#### [WHAT TO WORK ON]
In full and without alteration, print the records below, minus any images.

#### [RECORDS FOR THE TASK]

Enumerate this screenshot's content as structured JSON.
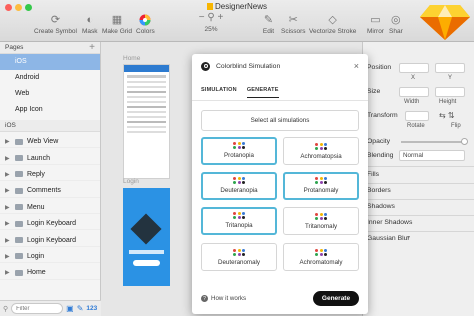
{
  "window": {
    "title": "DesignerNews"
  },
  "toolbar": {
    "create_symbol": "Create Symbol",
    "mask": "Mask",
    "make_grid": "Make Grid",
    "colors": "Colors",
    "zoom": "25%",
    "edit": "Edit",
    "scissors": "Scissors",
    "vectorize": "Vectorize Stroke",
    "mirror": "Mirror",
    "share": "Shar"
  },
  "sidebar": {
    "pages_header": "Pages",
    "pages": [
      "iOS",
      "Android",
      "Web",
      "App Icon"
    ],
    "layers_header": "iOS",
    "layers": [
      "Web View",
      "Launch",
      "Reply",
      "Comments",
      "Menu",
      "Login Keyboard",
      "Login Keyboard",
      "Login",
      "Home"
    ],
    "filter_placeholder": "Filter",
    "filter_count": "123"
  },
  "canvas": {
    "artboards": [
      "Home",
      "Login"
    ]
  },
  "inspector": {
    "position": "Position",
    "x": "X",
    "y": "Y",
    "size": "Size",
    "width": "Width",
    "height": "Height",
    "transform": "Transform",
    "rotate": "Rotate",
    "flip": "Flip",
    "opacity": "Opacity",
    "blending": "Blending",
    "blending_value": "Normal",
    "fills": "Fills",
    "borders": "Borders",
    "shadows": "Shadows",
    "inner_shadows": "Inner Shadows",
    "gaussian_blur": "Gaussian Blur"
  },
  "modal": {
    "title": "Colorblind Simulation",
    "close": "×",
    "tabs": [
      "SIMULATION",
      "GENERATE"
    ],
    "active_tab": "GENERATE",
    "select_all": "Select all simulations",
    "options": [
      {
        "label": "Protanopia",
        "selected": true
      },
      {
        "label": "Achromatopsia",
        "selected": false
      },
      {
        "label": "Deuteranopia",
        "selected": true
      },
      {
        "label": "Protanomaly",
        "selected": true
      },
      {
        "label": "Tritanopia",
        "selected": true
      },
      {
        "label": "Tritanomaly",
        "selected": false
      },
      {
        "label": "Deuteranomaly",
        "selected": false
      },
      {
        "label": "Achromatomaly",
        "selected": false
      }
    ],
    "how_it_works": "How it works",
    "generate": "Generate"
  },
  "colors": {
    "selection": "#8db6e6",
    "option_selected_border": "#54b7d8",
    "generate_button": "#111111",
    "sketch_logo": "#f7b500"
  }
}
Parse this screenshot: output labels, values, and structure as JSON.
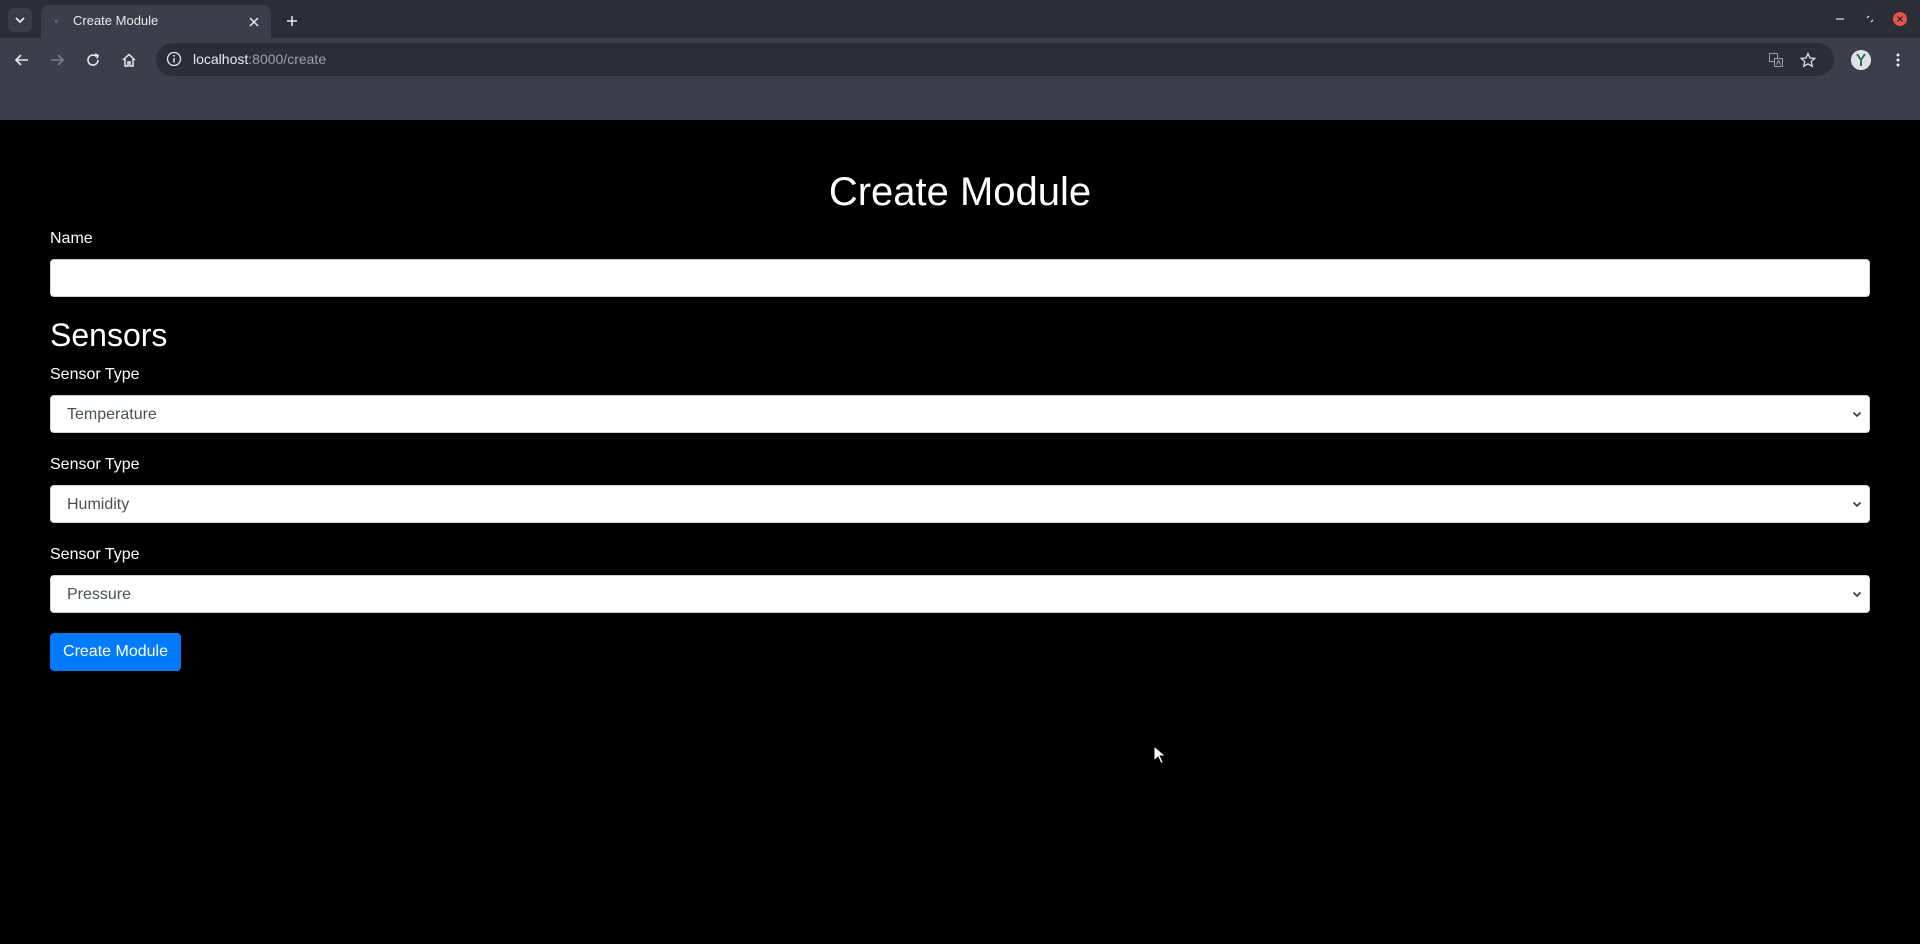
{
  "browser": {
    "tab": {
      "title": "Create Module"
    },
    "address": {
      "host": "localhost",
      "path": ":8000/create"
    }
  },
  "page": {
    "title": "Create Module",
    "name_label": "Name",
    "name_value": "",
    "sensors_heading": "Sensors",
    "sensors": [
      {
        "label": "Sensor Type",
        "selected": "Temperature"
      },
      {
        "label": "Sensor Type",
        "selected": "Humidity"
      },
      {
        "label": "Sensor Type",
        "selected": "Pressure"
      }
    ],
    "submit_label": "Create Module"
  },
  "colors": {
    "page_bg": "#000000",
    "primary": "#007bff",
    "chrome_dark": "#2b2e36",
    "chrome_light": "#3b3f4a"
  }
}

#### [WRITTEN REPLY]
Enumerate this screenshot's content as structured JSON.
{
  "window": {
    "title": "DesignerNews"
  },
  "toolbar": {
    "create_symbol": "Create Symbol",
    "mask": "Mask",
    "make_grid": "Make Grid",
    "colors": "Colors",
    "zoom": "25%",
    "edit": "Edit",
    "scissors": "Scissors",
    "vectorize": "Vectorize Stroke",
    "mirror": "Mirror",
    "share": "Shar"
  },
  "sidebar": {
    "pages_header": "Pages",
    "pages": [
      "iOS",
      "Android",
      "Web",
      "App Icon"
    ],
    "layers_header": "iOS",
    "layers": [
      "Web View",
      "Launch",
      "Reply",
      "Comments",
      "Menu",
      "Login Keyboard",
      "Login Keyboard",
      "Login",
      "Home"
    ],
    "filter_placeholder": "Filter",
    "filter_count": "123"
  },
  "canvas": {
    "artboards": [
      "Home",
      "Login"
    ]
  },
  "inspector": {
    "position": "Position",
    "x": "X",
    "y": "Y",
    "size": "Size",
    "width": "Width",
    "height": "Height",
    "transform": "Transform",
    "rotate": "Rotate",
    "flip": "Flip",
    "opacity": "Opacity",
    "blending": "Blending",
    "blending_value": "Normal",
    "fills": "Fills",
    "borders": "Borders",
    "shadows": "Shadows",
    "inner_shadows": "Inner Shadows",
    "gaussian_blur": "Gaussian Blur"
  },
  "modal": {
    "title": "Colorblind Simulation",
    "close": "×",
    "tabs": [
      "SIMULATION",
      "GENERATE"
    ],
    "active_tab": "GENERATE",
    "select_all": "Select all simulations",
    "options": [
      {
        "label": "Protanopia",
        "selected": true
      },
      {
        "label": "Achromatopsia",
        "selected": false
      },
      {
        "label": "Deuteranopia",
        "selected": true
      },
      {
        "label": "Protanomaly",
        "selected": true
      },
      {
        "label": "Tritanopia",
        "selected": true
      },
      {
        "label": "Tritanomaly",
        "selected": false
      },
      {
        "label": "Deuteranomaly",
        "selected": false
      },
      {
        "label": "Achromatomaly",
        "selected": false
      }
    ],
    "how_it_works": "How it works",
    "generate": "Generate"
  },
  "colors": {
    "selection": "#8db6e6",
    "option_selected_border": "#54b7d8",
    "generate_button": "#111111",
    "sketch_logo": "#f7b500"
  }
}
Parse this screenshot: output labels, values, and structure as JSON.
{
  "browser": {
    "tab": {
      "title": "Create Module"
    },
    "address": {
      "host": "localhost",
      "path": ":8000/create"
    }
  },
  "page": {
    "title": "Create Module",
    "name_label": "Name",
    "name_value": "",
    "sensors_heading": "Sensors",
    "sensors": [
      {
        "label": "Sensor Type",
        "selected": "Temperature"
      },
      {
        "label": "Sensor Type",
        "selected": "Humidity"
      },
      {
        "label": "Sensor Type",
        "selected": "Pressure"
      }
    ],
    "submit_label": "Create Module"
  },
  "colors": {
    "page_bg": "#000000",
    "primary": "#007bff",
    "chrome_dark": "#2b2e36",
    "chrome_light": "#3b3f4a"
  }
}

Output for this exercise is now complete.